_RECORD SET_
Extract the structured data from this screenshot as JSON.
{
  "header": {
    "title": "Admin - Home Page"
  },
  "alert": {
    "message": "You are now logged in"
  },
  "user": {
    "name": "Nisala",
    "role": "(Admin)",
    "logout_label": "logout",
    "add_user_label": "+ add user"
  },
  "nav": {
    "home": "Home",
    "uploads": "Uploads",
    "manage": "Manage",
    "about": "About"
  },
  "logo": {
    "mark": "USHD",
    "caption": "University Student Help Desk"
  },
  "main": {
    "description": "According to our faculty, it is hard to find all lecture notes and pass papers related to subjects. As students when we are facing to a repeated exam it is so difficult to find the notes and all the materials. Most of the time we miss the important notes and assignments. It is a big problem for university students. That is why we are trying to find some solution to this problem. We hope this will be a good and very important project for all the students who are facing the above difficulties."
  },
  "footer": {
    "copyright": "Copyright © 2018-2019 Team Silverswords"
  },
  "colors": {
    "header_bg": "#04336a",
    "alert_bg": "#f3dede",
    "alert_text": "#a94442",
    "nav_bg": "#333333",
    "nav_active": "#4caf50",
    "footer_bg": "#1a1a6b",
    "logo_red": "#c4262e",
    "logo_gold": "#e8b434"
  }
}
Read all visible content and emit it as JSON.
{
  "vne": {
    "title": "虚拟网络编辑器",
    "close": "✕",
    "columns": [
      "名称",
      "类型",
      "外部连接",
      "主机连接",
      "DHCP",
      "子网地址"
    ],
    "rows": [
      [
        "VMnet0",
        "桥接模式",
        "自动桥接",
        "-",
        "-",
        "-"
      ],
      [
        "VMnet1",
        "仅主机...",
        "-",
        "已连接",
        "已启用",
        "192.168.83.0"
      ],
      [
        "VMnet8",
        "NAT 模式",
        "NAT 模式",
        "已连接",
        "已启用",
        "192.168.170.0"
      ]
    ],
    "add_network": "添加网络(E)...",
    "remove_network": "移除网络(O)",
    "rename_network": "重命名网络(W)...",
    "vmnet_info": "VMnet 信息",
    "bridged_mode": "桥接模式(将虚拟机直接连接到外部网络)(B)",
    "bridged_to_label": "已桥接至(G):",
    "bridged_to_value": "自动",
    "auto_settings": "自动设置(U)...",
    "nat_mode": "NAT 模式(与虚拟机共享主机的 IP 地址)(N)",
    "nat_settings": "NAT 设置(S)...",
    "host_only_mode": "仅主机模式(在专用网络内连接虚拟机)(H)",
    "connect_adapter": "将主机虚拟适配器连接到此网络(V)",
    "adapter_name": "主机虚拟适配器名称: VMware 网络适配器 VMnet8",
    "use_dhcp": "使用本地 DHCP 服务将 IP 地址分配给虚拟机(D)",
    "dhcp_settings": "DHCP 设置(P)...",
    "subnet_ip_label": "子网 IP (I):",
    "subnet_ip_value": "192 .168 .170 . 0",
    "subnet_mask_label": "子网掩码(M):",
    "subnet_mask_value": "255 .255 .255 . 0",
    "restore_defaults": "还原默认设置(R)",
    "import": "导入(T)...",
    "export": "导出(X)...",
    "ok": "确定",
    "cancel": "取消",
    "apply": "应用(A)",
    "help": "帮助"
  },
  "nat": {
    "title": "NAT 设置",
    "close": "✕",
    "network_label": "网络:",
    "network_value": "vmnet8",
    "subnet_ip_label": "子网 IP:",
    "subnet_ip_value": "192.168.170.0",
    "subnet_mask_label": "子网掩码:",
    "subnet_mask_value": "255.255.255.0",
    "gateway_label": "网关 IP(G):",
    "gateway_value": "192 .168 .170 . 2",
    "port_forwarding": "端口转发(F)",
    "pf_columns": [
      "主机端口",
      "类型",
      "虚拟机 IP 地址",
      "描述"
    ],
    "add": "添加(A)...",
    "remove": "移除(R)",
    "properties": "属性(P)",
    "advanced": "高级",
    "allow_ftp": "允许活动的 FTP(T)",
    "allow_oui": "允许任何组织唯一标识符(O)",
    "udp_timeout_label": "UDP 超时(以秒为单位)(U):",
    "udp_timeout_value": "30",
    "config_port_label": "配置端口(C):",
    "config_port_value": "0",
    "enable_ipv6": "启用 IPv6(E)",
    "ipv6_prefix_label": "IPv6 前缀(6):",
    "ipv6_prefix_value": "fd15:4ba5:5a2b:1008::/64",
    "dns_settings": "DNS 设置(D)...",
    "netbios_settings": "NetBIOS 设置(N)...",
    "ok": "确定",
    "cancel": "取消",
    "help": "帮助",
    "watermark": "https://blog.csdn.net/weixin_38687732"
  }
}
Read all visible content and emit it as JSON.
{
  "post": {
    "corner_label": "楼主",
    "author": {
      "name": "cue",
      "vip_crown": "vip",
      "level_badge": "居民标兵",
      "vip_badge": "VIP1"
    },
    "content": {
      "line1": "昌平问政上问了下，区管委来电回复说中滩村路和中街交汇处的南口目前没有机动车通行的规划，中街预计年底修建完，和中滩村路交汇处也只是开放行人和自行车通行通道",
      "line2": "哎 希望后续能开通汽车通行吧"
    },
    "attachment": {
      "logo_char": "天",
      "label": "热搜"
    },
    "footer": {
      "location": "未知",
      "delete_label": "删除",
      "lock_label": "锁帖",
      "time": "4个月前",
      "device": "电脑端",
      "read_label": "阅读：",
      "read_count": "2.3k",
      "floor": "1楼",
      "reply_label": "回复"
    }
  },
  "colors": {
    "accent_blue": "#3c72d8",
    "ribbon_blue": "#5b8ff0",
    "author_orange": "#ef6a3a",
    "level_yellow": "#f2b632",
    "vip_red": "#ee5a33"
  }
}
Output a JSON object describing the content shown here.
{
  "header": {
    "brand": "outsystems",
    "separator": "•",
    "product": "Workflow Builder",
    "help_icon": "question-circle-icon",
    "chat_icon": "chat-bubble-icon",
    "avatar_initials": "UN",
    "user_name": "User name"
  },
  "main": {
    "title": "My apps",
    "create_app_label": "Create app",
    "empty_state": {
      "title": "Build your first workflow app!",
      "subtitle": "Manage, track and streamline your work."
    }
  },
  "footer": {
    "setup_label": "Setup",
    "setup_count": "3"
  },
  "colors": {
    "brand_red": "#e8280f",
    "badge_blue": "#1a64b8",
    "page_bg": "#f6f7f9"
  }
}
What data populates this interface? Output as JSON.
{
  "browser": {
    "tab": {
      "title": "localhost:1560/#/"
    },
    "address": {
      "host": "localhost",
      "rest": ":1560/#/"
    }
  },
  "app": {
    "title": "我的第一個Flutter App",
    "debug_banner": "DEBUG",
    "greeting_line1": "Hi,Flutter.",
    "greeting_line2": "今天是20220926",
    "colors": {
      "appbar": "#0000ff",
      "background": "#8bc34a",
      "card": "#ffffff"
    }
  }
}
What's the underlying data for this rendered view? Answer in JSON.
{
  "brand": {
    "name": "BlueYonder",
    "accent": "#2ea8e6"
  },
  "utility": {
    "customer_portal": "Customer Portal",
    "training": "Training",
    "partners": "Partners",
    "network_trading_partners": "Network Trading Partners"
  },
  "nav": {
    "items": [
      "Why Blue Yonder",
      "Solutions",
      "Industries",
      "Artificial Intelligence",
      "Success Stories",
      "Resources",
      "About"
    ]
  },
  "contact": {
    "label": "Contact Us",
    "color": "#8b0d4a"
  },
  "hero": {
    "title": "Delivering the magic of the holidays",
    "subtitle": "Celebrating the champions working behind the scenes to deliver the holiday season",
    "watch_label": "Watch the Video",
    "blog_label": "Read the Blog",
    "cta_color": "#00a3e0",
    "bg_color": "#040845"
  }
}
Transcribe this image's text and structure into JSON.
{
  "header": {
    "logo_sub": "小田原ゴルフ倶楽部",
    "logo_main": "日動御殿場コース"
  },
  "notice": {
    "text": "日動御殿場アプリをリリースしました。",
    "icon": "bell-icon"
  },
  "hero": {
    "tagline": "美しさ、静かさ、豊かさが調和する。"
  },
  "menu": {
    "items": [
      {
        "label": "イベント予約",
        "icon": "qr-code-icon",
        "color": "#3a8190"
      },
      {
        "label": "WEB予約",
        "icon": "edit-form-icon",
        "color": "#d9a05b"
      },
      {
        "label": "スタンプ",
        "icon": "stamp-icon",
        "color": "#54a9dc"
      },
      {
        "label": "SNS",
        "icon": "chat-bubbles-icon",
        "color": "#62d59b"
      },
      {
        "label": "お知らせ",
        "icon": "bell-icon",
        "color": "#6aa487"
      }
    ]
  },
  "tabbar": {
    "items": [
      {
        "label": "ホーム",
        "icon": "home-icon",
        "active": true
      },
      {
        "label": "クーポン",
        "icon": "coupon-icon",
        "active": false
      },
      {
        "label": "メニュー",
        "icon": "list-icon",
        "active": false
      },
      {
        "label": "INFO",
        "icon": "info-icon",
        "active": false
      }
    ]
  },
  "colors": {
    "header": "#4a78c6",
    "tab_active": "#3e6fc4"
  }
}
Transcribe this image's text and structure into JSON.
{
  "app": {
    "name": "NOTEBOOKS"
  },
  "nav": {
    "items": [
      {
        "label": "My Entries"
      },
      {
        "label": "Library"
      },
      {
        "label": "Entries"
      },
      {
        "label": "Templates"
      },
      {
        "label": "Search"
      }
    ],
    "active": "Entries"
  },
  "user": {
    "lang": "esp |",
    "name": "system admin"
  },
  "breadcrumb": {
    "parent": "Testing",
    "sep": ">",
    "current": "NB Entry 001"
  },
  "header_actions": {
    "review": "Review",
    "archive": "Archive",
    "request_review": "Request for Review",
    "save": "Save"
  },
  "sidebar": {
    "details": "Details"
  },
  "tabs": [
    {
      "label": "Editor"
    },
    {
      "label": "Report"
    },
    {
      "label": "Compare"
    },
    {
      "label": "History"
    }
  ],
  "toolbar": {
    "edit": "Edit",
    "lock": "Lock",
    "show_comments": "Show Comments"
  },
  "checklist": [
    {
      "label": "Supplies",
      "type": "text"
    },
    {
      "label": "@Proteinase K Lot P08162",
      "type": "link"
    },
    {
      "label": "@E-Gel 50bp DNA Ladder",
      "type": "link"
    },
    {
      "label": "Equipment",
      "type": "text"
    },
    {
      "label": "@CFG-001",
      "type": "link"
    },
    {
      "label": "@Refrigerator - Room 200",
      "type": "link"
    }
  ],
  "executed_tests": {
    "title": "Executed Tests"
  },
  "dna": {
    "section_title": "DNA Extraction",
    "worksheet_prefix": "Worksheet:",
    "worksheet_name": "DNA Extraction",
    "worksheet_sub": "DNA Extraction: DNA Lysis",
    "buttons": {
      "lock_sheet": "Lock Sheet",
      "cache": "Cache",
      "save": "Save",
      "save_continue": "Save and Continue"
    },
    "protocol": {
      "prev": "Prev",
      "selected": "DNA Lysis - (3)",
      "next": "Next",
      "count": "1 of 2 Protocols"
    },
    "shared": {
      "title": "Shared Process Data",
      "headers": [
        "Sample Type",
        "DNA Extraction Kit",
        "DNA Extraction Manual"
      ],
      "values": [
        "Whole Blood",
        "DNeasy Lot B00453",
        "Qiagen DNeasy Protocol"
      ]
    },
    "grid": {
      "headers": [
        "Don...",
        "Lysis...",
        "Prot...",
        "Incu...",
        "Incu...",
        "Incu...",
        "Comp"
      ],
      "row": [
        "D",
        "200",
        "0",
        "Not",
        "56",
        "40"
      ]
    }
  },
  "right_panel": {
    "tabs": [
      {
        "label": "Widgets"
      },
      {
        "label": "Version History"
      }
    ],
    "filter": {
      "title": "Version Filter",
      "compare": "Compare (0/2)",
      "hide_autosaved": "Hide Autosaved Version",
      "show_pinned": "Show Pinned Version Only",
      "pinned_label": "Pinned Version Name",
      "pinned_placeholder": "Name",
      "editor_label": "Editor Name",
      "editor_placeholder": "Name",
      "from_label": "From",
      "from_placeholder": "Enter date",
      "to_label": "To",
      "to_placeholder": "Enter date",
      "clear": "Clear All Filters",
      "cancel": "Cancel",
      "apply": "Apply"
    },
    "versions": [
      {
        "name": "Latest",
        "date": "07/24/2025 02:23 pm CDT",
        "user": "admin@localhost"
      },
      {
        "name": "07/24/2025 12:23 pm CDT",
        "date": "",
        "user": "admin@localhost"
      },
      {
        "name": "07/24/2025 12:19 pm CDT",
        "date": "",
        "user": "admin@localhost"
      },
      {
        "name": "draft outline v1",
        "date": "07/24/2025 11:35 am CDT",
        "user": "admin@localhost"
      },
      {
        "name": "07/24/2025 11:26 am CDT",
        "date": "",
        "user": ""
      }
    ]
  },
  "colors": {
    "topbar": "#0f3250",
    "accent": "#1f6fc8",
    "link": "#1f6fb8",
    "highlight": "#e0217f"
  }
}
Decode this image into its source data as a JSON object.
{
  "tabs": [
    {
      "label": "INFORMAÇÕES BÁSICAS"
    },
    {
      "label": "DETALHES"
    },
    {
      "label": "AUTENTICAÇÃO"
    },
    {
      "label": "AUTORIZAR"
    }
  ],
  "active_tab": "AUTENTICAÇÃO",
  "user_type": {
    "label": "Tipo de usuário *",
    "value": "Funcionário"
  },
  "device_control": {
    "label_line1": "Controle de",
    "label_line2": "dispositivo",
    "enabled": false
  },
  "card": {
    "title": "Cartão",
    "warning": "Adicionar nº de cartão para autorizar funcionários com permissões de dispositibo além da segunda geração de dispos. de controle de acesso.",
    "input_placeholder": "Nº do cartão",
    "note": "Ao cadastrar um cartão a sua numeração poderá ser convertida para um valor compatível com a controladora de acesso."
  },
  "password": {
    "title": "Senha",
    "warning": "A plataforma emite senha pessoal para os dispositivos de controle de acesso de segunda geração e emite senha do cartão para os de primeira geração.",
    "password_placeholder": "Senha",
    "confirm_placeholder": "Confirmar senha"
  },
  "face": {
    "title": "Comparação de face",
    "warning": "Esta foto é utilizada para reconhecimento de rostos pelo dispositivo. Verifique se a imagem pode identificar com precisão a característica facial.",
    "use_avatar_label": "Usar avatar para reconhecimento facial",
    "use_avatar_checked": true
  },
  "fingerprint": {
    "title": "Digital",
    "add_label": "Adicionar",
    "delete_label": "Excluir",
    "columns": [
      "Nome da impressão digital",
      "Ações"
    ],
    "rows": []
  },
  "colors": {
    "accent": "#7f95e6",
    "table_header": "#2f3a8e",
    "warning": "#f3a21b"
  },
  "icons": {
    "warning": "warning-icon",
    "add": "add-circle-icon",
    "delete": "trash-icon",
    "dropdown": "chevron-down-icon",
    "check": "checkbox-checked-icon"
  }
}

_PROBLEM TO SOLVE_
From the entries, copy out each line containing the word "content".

_REPLY_
Read all visible content and emit it as JSON.
Read all visible content and emit it as JSON.
    "content": {
Output a JSON object describing the content shown here.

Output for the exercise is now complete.